6. Make a routine you can stick to

With structure comes a sense of security. Financial therapist, Amanda Clayman, advises setting up regular slots in your day for checking in on your money – just like you do with brushing your teeth or practising a hobby.

Most of us only think about money when there’s a problem, and so it becomes associated with those negative thoughts, even before you’ve seen your balance. By building money into your daily routine, you can decouple money from stress. So, check in everyday, even if you’re feeling fine. And hey, seeing that you’re on track with your budgets might start to create that feel-good buzz of a positive relationship with your money.

In the same way, the word ‘budget’ doesn’t have to be a negative. It’s often associated with targets, and the possibility of missing them. But, if you associate it with your goals and what you’re aiming for, it can transform into something exciting – something you can really get behind!

Meditation studies professor, Lodro Rinzler, suggests that the morning is the best time to check in! The mind “has a certain freshness to it in the morning, says Rinzler, but “the best time of day to do it is the time of day you can consistently do it.” When you've first woken up, you haven't set a spending pattern for the day yet, so you can focus on your long-term money goals.

7. Check yourself before you check your bank balance

You can’t start fresh before understanding and forgiving your past behaviour. To do that, it’s time to get personal with your money fears and ask some of the big questions. Why don’t I want to check in with my money? What am I really afraid of? By answering these questions, you can uncover the link between money and negative thoughts.

Once you’ve asked some of the tough questions, try flipping it and ask yourself what positive outcomes could come from mastering your money. What are the best experiences money’s given me? What is my money goal, and which small wins can get me there faster?

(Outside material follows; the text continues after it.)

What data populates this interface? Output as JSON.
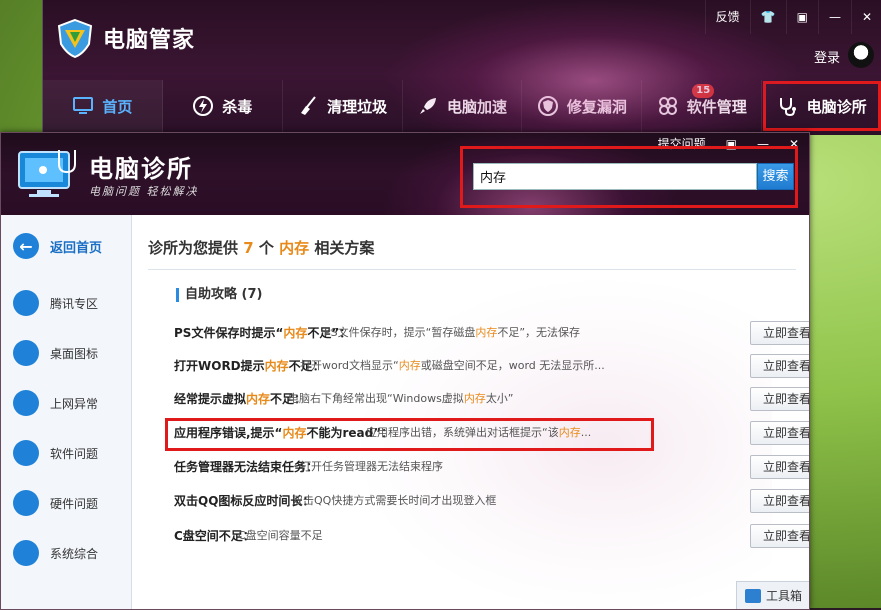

8. Know the signs and stop them in their tracks

From online shopping to boutique hopping, impulse buying is more than just about the purchase. A lot of the time, it’s about getting that kick of dopamine, that quick rush at the click of a button or the tap of your card. Sure, this feeling is great for a speedy de-stress, but in the long-run it won’t leave you feeling zen.

So, how can we spot the signs of an impulse buy versus a genuine need? It’s a tricky one! Like tip 7, it’s always best to question yourself first. Ask yourself if you’re spending out of habit or with intention, and importantly, if the buy will bring you joy!

So, how do we get out of the funk of spending equals de-stressing? Try writing down what you were going to purchase, and then wait a day or two. Ask yourself: Do I actually want this thing, or was it all for the rush? Would I rather this item now or would I prefer putting it towards that trip I’ve been planning? By delaying the purchase, you’re able to re-approach it with a clear mind.

Basically, it’s about being mindful with your money. Give it a second thought, and if you still want it, then go for it.

9. Visualise your goals

Research shows that visualising your goals and seeing things clearly is a top way to get there quicker. Just like writing a list, you’re more likely to tick things off! So, don’t just imagine your money goals, allow yourself to really see them. Whether that’s writing them down in a diary, creating a mood board of your money dreams and goals, or using a money app, like Yolt, keeping an eye on your money and keeping your eye on the prize come hand in hand.

So, while we know money mindfulness might seem miles away, we hope you feel one step closer to enlightenment!

Got top tips to share on how to stay mindful with your money? Join the conversation on Twitter at @Getyolt!